Ontario Experience Record (ER) - Right Length
Page 11 from PEO’s Licensing Guide and Application for Licence tells us that we shouldn’t exceed 10 pages in length in most circumstances. This is why I always have my clients aim for 8-10 pages when they are ready to submit.
Now 10 pages can look very different depending on the way you format your submission. However, if you use what is given to you in the PEO template, then you should stick with what they have:
- Font: Arial (regular)
- Size: 10 pt
- Line spacing: before 0 pt; after 6 pt
10 pages amount to roughly 6,000 words or 5,400 if you remove all of the PEO template words.
Let's make 5,400 words our target. Now that we have a target for the number of words to aim for we need to break this down by project situations that you will be providing.
Length of Each 'Situation'
From reading and reviewing hundreds of ‘situations’ from countless aspiring engineers I have seen some that are too short, too long and those that are just right. Allow me to show you.
This is too short:
You can see that we have a word count of 37. It is impossible to explain the WWHO formula (What you’ve done, Why you’ve done it, How you did it, and the Outcome) in 37 words. The WWHO formula covered in an earlier post if you need to refer back.
Short examples like the one above give me the impression that the applicant didn’t do anything meaningful. This is not where you want to find yourself.
Now Here is one that is simply ‘too long’:
The above 304-word project example, and the vast majority of long examples tend to have the following problems: 1) they bore the reader; 2) contain definitions and useless facts; 3) are not concise.
Remember that PEO reviewers are volunteers. They don’t want to spend an entire weekend on your application so make it concise and specific to your contributions. No definitions and no babble please.
Here’s an example that is ‘just right’.
The above situation is 156 words. After reviewing dozens experience records from aspiring engineers, I’ve found that the magic word range to properly explain one ‘situation’ is between:
- 200 to 300 words - Application of Theory and Practical Experience.
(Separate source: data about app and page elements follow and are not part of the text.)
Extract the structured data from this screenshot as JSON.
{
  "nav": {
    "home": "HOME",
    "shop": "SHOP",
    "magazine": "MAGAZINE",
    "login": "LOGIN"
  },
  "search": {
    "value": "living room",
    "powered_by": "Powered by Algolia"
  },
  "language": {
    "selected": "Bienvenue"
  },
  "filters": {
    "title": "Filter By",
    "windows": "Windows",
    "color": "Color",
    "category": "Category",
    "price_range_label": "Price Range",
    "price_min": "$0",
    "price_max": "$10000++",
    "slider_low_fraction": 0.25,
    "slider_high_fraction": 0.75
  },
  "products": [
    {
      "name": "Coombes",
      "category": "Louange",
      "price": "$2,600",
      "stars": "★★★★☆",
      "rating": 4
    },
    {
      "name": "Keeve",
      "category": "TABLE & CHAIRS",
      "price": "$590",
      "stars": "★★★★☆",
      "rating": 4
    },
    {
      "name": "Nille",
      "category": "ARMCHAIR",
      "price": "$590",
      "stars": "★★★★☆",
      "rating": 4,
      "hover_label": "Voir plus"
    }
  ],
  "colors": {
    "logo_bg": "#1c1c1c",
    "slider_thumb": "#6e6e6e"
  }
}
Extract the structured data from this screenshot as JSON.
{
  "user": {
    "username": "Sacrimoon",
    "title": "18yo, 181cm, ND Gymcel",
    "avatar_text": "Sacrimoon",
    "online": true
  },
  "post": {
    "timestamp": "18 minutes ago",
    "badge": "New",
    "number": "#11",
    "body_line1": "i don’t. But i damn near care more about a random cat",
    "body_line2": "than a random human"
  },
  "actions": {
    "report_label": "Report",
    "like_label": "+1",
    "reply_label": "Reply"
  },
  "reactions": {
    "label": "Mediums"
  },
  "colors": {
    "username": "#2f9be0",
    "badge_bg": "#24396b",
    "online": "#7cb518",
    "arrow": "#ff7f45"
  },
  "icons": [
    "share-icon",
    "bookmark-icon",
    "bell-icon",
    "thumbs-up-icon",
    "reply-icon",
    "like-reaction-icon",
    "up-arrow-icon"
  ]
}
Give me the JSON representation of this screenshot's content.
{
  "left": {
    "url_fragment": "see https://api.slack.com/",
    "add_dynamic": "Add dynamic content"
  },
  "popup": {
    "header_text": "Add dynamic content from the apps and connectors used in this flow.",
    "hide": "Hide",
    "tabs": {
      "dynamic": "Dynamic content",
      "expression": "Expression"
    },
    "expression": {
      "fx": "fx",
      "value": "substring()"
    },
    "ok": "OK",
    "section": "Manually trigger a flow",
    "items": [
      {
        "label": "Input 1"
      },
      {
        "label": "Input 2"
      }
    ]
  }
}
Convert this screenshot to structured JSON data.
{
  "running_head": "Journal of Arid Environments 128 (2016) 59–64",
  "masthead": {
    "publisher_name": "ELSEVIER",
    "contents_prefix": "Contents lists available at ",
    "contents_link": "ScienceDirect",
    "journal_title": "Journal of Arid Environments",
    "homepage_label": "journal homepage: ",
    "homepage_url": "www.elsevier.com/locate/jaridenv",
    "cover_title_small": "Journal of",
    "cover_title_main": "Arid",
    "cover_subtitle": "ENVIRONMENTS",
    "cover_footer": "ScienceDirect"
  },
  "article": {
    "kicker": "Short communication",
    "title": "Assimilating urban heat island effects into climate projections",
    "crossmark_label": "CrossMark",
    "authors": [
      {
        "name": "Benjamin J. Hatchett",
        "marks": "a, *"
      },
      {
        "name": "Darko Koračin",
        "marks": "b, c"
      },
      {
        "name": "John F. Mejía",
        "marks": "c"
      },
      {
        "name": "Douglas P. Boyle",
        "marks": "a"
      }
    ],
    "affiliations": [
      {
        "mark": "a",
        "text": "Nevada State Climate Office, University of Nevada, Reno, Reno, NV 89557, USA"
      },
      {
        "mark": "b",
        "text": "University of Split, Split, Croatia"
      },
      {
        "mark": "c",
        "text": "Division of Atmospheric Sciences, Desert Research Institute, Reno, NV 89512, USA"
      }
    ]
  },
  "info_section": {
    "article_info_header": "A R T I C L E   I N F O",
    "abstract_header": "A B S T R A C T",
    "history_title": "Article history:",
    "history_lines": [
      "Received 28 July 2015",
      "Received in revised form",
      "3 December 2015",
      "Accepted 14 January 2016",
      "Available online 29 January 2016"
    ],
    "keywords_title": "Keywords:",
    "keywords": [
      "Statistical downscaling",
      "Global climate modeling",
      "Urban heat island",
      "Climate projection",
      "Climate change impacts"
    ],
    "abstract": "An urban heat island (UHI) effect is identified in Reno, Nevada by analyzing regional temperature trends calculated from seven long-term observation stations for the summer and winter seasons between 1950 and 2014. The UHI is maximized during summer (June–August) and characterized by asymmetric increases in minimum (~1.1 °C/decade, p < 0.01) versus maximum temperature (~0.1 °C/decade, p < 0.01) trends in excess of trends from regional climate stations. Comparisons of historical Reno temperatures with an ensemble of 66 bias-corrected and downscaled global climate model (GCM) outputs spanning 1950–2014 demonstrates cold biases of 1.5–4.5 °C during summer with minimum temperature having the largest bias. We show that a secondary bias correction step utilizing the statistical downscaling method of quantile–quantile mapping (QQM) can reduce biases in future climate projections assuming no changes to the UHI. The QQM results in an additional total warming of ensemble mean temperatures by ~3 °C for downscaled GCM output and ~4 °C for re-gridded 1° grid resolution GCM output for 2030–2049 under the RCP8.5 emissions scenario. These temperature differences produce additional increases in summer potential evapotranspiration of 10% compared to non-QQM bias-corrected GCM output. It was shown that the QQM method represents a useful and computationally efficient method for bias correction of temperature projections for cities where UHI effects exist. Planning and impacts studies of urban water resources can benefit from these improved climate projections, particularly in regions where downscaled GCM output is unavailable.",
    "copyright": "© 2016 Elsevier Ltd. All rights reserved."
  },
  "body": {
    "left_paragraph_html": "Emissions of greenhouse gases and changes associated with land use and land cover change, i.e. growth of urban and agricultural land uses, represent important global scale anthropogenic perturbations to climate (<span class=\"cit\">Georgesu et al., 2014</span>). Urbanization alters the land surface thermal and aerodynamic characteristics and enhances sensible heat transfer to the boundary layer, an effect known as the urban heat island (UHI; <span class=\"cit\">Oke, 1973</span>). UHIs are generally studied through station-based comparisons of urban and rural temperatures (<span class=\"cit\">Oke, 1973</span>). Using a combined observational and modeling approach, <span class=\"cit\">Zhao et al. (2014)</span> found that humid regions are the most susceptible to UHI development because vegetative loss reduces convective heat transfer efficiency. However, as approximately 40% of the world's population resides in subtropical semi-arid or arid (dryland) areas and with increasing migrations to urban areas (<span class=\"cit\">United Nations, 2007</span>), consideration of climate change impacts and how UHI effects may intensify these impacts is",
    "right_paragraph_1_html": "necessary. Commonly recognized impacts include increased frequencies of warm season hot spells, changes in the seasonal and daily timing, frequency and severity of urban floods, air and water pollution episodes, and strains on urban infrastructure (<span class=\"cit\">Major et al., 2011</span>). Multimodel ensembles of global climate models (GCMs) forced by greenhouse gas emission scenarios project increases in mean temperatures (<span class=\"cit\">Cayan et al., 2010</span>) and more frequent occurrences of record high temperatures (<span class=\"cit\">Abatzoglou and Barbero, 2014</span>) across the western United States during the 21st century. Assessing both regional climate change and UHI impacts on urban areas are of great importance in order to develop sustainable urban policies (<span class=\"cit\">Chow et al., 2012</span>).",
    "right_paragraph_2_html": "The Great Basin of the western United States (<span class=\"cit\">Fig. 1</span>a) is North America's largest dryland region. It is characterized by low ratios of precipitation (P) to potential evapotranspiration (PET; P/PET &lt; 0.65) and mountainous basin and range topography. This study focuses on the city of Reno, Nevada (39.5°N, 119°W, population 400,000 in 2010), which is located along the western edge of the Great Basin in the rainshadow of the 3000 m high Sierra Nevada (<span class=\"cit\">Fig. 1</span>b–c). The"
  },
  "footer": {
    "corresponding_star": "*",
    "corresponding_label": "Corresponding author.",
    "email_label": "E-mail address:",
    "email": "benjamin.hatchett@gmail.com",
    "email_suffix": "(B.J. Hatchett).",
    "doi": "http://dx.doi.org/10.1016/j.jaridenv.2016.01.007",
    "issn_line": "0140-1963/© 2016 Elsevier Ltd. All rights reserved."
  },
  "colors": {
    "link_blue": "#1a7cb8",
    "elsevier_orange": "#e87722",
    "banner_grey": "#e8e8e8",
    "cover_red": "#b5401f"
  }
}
- 100 to 150 words - Management of Engineering, Communications and Social Implications
The latter ‘situations’ generally lack the specific detail found in your technical descriptions, so they can be a bit shorter. If your write-ups are shorter than the recommendations above, you might be leaving a WWHO element out. If it is longer, try to reword to make it more concise.
How many situations do I write?
If you agree with me and aim for 8-10 pages (or 5,400 words) and divide by 150 words (average size of one situation) we are left with 36 situations. So you need to write 36 situations (which are employment hurdles where you solved a specific problem) and spread them out among all of your employer(s) write-ups.
Review the situations you have written. Are almost all of them between 200 to 300 or 100 to 150 words? If not, re-read them and:
- If they are too short ask yourself - am I missing a WWHO element? Is my How detailed enough?
- If they are too long ask yourself - did I include definitions that are needed? Did I ramble on too much? Did I combine more than one idea that could be split up into another situation?
How many situations do you currently have written? If you don't have 36, write out a list of hurdles for each of the 5 competencies (Application of Theory, Practical Experience, Management, Communications and Social Implications) and your employer(s). Then select your top 36 and expand those out using the WWHO formula.
Ready to get started with the complete Experience Record course? Learn advanced techniques like how you can properly exclude certain employers from your record; or why you should focus more situations on your most current experience.
With sample experience records and a step-by-step method to writing your best draft, register for our Experience Record Rapid Submission Course.